This is my first question, but there are others, such as: since Un di velt hot geshvign is a published book, those who know Yiddish can easily read it, why therefore does Rappel ignore it? I have included portions of it translated to French and English here at Elie Wiesel Cons The World. Naomi Siedman, a professor of Jewish studies, has written a well-known article quoting from it, as have others. Yet Rappel speaks of these passages as if they were previously unknown. Well, to the general public, they are.
The archived version of “Night” is hugely different to the published one. It contains entire sections that don’t appear in the finished book, as well as different versions of pieces that were included.

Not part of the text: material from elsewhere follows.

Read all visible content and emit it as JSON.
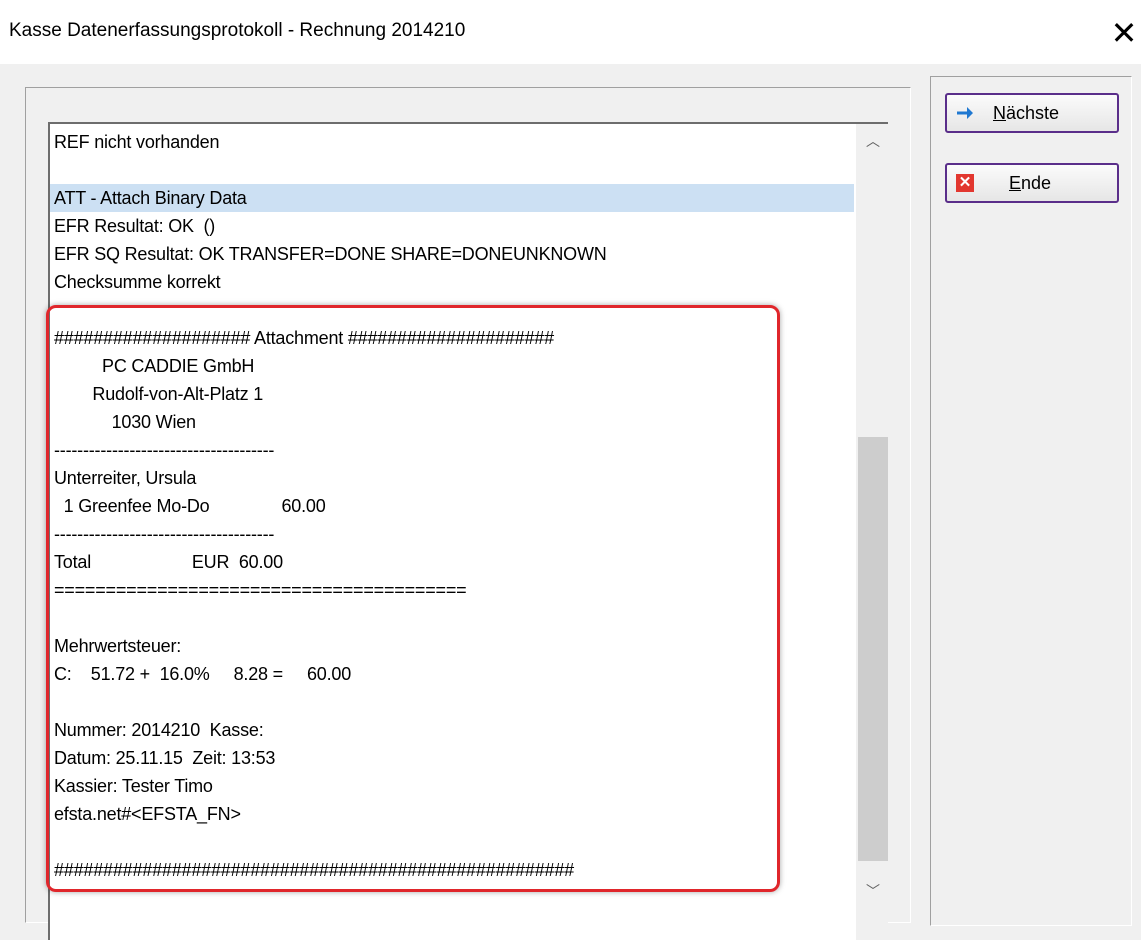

True enough, but is Rappel not familiar with the Yiddish book that Wiesel claims to have written or does he want to discourage attention to it?
Siedman also noted significant differences in the ways each book reveals Wiesel’s writing process: In the Yiddish memoir (#2), he starts to write immediately after liberation, while the French text (#3) says he started writing only after a 10-year vow of silence. I have discussed Siedman’s commentary here.
Night: Clearly a work of fiction
An article in the Jewish Journal from 2013 gives an interesting insight into Wiesel’s insistence that his book Night is in no way fiction.
‘Holocaust scholar’ Michael Berenbaum has known Wiesel well for 35 years. Berenbaum wrote his doctoral dissertation in the 1970s about Wiesel’s work and later worked with Wiesel on the council that created the United States Holocaust Memorial Museum in Washington, D.C., in the 1980s. He declared that “Wiesel’s moral power base is directly related to the moral stature that has been accorded to the Holocaust.” (That is, without the public’s belief in the ‘Holocaust’, Wiesel is nothing.) Berenbaum volunteered to Jonah Lowenfeld:
“If you want to get Wiesel angry, all you have to do is call ‘Night’ a novel instead of a memoir.”
In that same article, Gary Weissman, an assistant professor of English at the University of Cincinnati, said he finds Wiesel’s celebrity a distraction.
“I have found that Wiesel tends to be ‘celebrated’ rather than questioned in any probing way. Many are investing in treating — and experiencing! — Wiesel as a holy figure, rather than as a complex and real human being.”
How very true. And it’s guaranteed to get worse, what with his ever-advancing age. I don’t have a clue what could put the genie back in the bottle when it comes to the over-inflated reputation of this man, other than taking the media out of the hands of Jewish monopolies.